- [Work required] Show every line of the records below that contains the word "this".

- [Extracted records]
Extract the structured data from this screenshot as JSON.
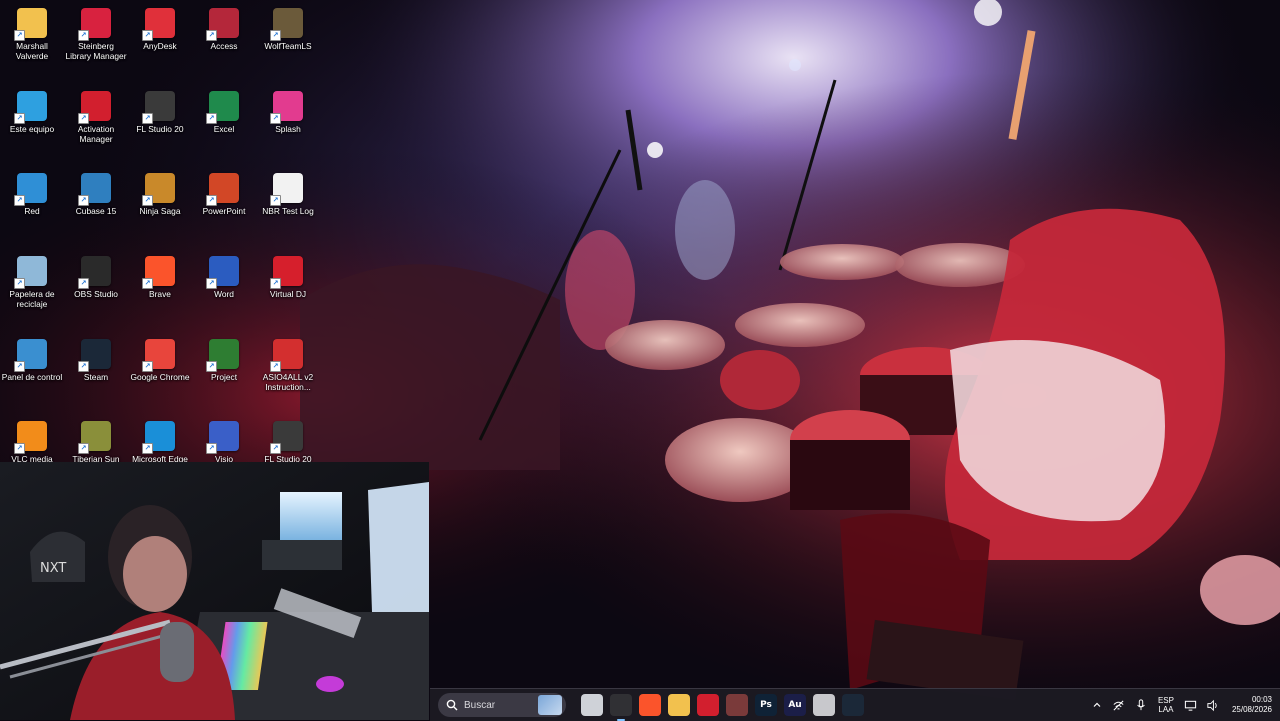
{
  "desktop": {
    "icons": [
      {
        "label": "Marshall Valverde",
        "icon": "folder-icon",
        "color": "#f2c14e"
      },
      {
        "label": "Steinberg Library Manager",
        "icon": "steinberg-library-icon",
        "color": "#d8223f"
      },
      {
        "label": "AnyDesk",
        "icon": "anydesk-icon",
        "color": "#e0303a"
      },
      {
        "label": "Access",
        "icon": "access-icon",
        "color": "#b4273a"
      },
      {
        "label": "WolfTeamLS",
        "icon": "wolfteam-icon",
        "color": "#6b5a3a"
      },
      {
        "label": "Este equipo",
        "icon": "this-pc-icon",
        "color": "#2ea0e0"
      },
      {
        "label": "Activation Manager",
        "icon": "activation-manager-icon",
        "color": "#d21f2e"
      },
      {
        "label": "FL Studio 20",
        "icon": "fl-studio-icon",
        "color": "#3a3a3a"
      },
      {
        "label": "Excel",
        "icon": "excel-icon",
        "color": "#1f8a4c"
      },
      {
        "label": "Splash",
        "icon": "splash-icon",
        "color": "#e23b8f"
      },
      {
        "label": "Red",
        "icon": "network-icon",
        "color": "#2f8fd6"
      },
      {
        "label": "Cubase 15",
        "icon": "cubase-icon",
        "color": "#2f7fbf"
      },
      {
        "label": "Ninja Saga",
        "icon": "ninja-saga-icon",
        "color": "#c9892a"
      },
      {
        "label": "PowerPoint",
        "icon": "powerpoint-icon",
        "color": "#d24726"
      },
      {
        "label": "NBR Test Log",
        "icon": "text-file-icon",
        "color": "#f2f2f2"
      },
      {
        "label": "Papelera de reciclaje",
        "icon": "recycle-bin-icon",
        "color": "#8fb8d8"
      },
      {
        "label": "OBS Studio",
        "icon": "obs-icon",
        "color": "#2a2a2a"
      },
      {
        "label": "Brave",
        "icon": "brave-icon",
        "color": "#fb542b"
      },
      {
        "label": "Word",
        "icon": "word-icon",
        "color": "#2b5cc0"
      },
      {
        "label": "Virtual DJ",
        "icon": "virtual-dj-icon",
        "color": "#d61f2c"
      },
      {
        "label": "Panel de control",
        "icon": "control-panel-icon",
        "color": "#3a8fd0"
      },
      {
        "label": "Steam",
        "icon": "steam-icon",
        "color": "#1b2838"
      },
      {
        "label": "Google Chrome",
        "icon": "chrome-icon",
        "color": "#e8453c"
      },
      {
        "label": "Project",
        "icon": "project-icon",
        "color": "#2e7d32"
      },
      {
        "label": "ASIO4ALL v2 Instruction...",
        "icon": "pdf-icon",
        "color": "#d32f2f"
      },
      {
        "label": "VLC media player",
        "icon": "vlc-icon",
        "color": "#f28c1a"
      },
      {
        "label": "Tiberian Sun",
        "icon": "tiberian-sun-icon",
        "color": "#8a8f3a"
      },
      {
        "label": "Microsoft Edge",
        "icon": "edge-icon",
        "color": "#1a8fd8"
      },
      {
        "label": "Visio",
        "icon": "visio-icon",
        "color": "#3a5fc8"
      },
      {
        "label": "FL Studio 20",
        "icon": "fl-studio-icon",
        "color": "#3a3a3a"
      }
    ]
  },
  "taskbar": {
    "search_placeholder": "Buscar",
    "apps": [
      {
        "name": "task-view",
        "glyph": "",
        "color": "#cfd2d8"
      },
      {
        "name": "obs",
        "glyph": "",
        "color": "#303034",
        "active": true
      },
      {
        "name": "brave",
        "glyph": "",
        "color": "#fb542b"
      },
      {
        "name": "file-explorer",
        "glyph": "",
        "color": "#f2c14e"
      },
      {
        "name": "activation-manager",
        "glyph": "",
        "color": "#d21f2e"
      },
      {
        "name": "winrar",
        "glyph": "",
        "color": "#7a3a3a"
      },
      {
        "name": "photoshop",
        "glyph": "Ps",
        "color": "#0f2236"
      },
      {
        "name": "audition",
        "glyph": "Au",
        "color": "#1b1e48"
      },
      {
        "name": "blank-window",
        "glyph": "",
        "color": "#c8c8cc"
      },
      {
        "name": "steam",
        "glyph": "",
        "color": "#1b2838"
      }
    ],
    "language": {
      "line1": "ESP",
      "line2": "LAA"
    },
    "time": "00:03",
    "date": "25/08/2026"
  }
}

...

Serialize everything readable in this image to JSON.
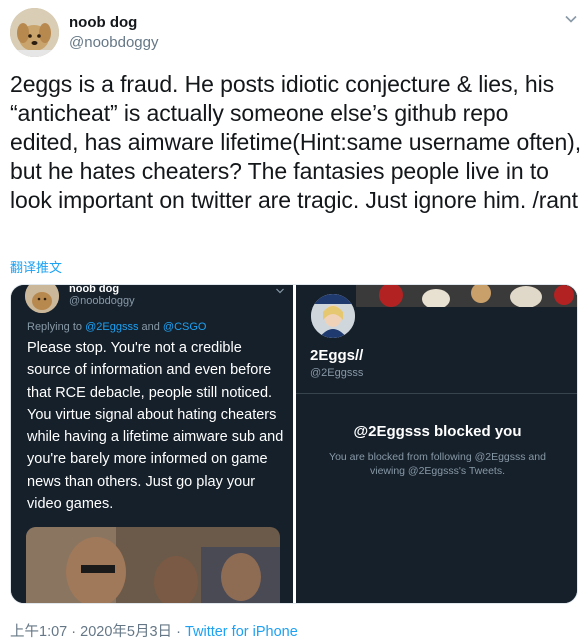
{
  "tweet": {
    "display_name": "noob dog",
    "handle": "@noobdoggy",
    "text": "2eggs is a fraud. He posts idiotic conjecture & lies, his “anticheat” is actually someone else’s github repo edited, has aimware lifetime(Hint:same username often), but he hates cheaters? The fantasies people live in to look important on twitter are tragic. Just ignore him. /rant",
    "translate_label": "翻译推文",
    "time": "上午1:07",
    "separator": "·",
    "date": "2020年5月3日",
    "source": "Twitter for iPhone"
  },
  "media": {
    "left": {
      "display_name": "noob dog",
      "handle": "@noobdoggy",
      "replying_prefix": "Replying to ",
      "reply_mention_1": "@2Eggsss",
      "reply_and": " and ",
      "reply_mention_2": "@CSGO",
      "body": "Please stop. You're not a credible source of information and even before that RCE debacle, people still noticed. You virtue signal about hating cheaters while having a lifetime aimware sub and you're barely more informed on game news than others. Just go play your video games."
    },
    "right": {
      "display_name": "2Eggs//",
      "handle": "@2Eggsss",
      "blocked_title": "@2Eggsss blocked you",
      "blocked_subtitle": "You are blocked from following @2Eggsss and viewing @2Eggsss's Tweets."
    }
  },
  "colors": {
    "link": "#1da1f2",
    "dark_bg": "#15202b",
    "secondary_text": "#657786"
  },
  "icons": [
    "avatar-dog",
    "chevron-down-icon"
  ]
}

- [Your solution]
Extract the structured data from this screenshot as JSON.
        "icon": "this-pc-icon",
Serialize everything readable in this image to JSON.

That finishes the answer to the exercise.